Most lowland Burmese associate the Palaung with tea cultivation, and indeed, tea has raised the economic level of the Shwe and Rumai to as high as, and sometimes higher than, that of the surrounding Shan.2 Takahiro, K. & N. Badenoch. 2013. “From Tea to Temples and Texts: Transformation of the Interfaces of Upland-Lowland Interaction on the China-Myanmar Border”, Southeast Asian Studies 2(1):95-131, Kyoto: Center for Southeast Asian Studies. Rucings live at altitudes low enough that they grow less tea, but are able to grow wet rice and more cash crops. The connection between economics, wealth, some kind of social variation and language merit further investigation.

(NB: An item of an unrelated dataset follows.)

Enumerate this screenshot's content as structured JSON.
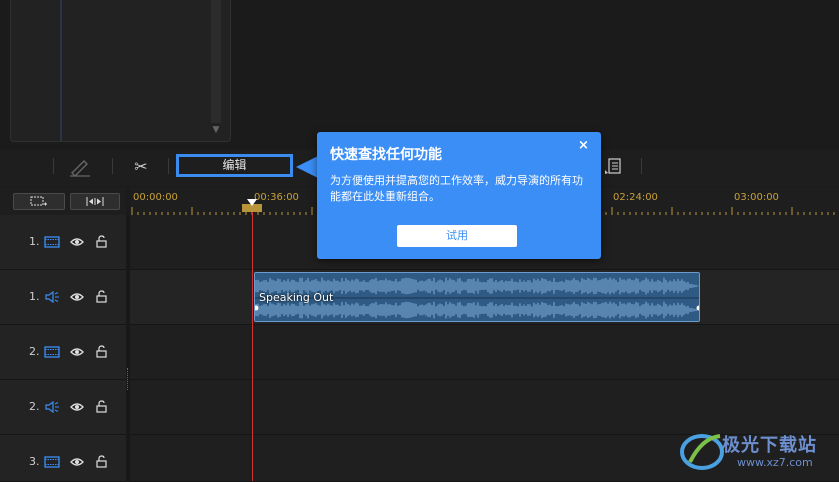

Following the idea of the importance of cultural orientation and connections with Shan models, we find that in Tawng Peng, one of the former Shan principalities whose capital is Nam Hsan, Samlong-speaking Palaung saopha (Burmese sawbwa) ruled for about two hundred years until shortly after the independence.3 Singhanetra-Renard, A. & R.D. Renard. 2015. “Resilience among the Palaung in Shan State”, in R.D. Renard & A. Singhanetra-Renard (eds.) Mon-Khmer Peoples of the Mekong Region, Chiang Mai: Chiang Mai University Press. The Shwe are highly Shanified and have the highest prestige among the Palaung groups. The Rumai and Rucing, in contrast, have never ruled over anyone else, and have only a headman in each village.
Creating a common Palaung identity
The three Palaung groups I have considered here differ in various ways: in their language, economic niche, where they live, and the level of prestige they have relative to their neighbors. As described elsewhere in this Focus, Palaung elites have tried to create a common script and language. They have also created a common Palaung flag. All of these markers fit in with Burma-wide practices of creating and maintaining an ethnic identity.
Ethnic groups ‘should’ have their own language and script, their own written history, a distinct dress, and numerous distinctive cultural practices. There is a widespread fear among ethnic elites in Burma that they are in danger of disappearing. One aspect of this concern is that a lack of unity will result in disappearance; this is quite similar to the rhetoric of the previous Burmese military government.
We may reflect on the question of the extent to which, historically, ‘the Palaung’ did or did not consider themselves to be connected at all. It is possible that in the ‘ethnicized’ and ‘ethnicizing’ environment of Myanmar today, elite groups feel the pressure to create content to ethnic categories that have been ascribed to them. As among other ethnic groups, Palaung elites, largely Shwe, speak of a struggle of autonomy against Burmese and Shan domination. As in other cases in Burma, it is not clear how far below the elite level these sentiments reach or are being acted upon. Whether these Palaung groups will achieve unity is unclear.
Rachel Weymuth, PhD student, Department of Comparative Linguistics, University of Zürich (email@example.com).
First photo: Palaung monk, Mandalay, 2016.
All photos courtesy of author.